The big screen film adaptation of Downton Abbey is deluxe in every way. The much-loved TV series followed the lives of the British aristocratic Crawley family and their servants in the early 20th Century. The film being set in the roaring twenties, circa 1927.
The viewer is immersed in the life of the aristocracy of this stately home when it is announced that real royalty is coming to visit, which brings the whole original cast back together. Audience members unfamiliar with the original show will soon be drawn into the life and times of the grandeur of Downton Abbey.
The story centres on the preparations for the visit by the Royals who travel with their own entourage, which forms a point of contention with the staff of Downton Abbey.
Gloriously filmed with sumptuous rooms, dining scenes, below stairs kitchen and jazz age costumes to die for, the screen is filled with glamour and vintage charm which the British excel in. Ably directed by Michael Engler and scripted by the sure hand of Julian Fellowes.
The cast are assured in their roles with the great Dame Maggie Smith getting some of the best lines, as she attempts a full curtsy for the Royal guests and other ready put downs. Maggie is quoted as saying before Downton Abbey she was hardly ever recognised, but now is known where ever she goes.
If you loved the TV series, you will adore the big screen adaptation. If this is your first Downton Abbey experience you are in for a treat too.
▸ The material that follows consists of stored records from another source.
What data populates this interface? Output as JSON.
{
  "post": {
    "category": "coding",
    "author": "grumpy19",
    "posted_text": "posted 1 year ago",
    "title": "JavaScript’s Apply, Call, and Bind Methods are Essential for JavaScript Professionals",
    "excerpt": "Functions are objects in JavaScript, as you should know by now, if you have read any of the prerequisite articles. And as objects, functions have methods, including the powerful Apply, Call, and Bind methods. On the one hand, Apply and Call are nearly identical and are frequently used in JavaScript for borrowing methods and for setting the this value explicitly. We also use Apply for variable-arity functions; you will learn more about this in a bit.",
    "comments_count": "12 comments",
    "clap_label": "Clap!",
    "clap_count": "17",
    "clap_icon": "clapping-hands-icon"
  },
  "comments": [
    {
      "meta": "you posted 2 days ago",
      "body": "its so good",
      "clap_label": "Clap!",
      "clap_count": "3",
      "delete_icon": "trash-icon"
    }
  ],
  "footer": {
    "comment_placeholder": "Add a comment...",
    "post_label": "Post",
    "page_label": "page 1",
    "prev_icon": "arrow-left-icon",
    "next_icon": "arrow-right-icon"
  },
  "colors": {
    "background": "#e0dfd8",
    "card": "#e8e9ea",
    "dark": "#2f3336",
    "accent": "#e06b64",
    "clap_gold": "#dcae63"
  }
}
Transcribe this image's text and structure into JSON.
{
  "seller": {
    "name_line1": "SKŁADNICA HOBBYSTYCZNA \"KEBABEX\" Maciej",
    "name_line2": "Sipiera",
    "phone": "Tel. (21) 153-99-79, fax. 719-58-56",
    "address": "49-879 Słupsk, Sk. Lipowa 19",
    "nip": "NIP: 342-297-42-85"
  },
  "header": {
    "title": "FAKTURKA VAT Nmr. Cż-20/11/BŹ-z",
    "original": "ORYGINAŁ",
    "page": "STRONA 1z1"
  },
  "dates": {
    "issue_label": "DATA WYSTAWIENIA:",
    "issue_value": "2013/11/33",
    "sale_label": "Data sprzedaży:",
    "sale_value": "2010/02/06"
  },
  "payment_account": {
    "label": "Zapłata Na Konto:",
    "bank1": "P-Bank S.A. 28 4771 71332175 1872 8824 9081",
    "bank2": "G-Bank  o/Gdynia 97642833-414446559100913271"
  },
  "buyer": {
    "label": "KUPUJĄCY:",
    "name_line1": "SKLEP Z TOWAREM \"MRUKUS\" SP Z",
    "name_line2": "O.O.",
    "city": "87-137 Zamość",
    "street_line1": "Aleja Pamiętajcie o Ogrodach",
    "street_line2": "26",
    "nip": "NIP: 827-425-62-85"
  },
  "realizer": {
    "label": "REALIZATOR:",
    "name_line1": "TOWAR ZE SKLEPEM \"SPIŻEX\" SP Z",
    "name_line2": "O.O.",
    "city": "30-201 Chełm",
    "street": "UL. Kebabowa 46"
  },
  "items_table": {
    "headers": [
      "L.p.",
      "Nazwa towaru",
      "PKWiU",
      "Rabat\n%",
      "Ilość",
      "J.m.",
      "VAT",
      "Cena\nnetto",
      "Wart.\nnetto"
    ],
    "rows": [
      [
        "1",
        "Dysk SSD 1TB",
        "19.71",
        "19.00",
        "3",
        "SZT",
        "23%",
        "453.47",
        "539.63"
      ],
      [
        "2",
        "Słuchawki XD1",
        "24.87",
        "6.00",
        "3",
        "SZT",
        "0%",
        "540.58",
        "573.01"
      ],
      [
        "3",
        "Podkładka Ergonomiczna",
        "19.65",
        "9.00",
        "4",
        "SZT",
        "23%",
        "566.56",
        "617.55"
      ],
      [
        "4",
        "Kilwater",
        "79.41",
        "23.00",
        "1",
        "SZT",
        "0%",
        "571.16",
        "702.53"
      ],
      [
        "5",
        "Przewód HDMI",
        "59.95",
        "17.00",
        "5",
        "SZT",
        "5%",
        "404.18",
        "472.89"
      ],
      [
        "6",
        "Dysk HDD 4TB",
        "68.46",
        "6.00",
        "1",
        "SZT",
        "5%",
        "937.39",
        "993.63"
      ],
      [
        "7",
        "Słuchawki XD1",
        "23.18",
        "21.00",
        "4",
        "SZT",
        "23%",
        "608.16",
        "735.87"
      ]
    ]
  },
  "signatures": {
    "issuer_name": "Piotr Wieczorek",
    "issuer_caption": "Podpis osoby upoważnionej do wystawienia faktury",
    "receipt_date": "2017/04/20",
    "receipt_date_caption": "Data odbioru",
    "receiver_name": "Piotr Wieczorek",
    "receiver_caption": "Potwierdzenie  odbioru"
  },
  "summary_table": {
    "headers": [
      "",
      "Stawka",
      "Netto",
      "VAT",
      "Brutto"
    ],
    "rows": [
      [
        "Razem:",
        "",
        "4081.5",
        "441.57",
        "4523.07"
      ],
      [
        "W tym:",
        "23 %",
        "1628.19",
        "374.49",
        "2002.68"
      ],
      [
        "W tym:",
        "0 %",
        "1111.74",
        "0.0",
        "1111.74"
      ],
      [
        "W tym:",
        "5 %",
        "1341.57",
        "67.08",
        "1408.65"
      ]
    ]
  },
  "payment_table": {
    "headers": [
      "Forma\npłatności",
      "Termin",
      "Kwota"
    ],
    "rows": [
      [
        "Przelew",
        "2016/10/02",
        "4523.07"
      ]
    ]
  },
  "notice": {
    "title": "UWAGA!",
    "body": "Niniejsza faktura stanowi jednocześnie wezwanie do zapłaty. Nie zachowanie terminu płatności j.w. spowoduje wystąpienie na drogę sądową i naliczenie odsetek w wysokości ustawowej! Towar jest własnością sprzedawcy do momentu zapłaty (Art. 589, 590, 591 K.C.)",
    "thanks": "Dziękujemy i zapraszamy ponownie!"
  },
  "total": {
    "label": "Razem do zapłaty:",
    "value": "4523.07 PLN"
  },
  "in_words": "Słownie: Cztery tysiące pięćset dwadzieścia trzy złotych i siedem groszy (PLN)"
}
Image: Downton Abbey (film still)
Review: Jenny Esots – courtesy of All About Entertainment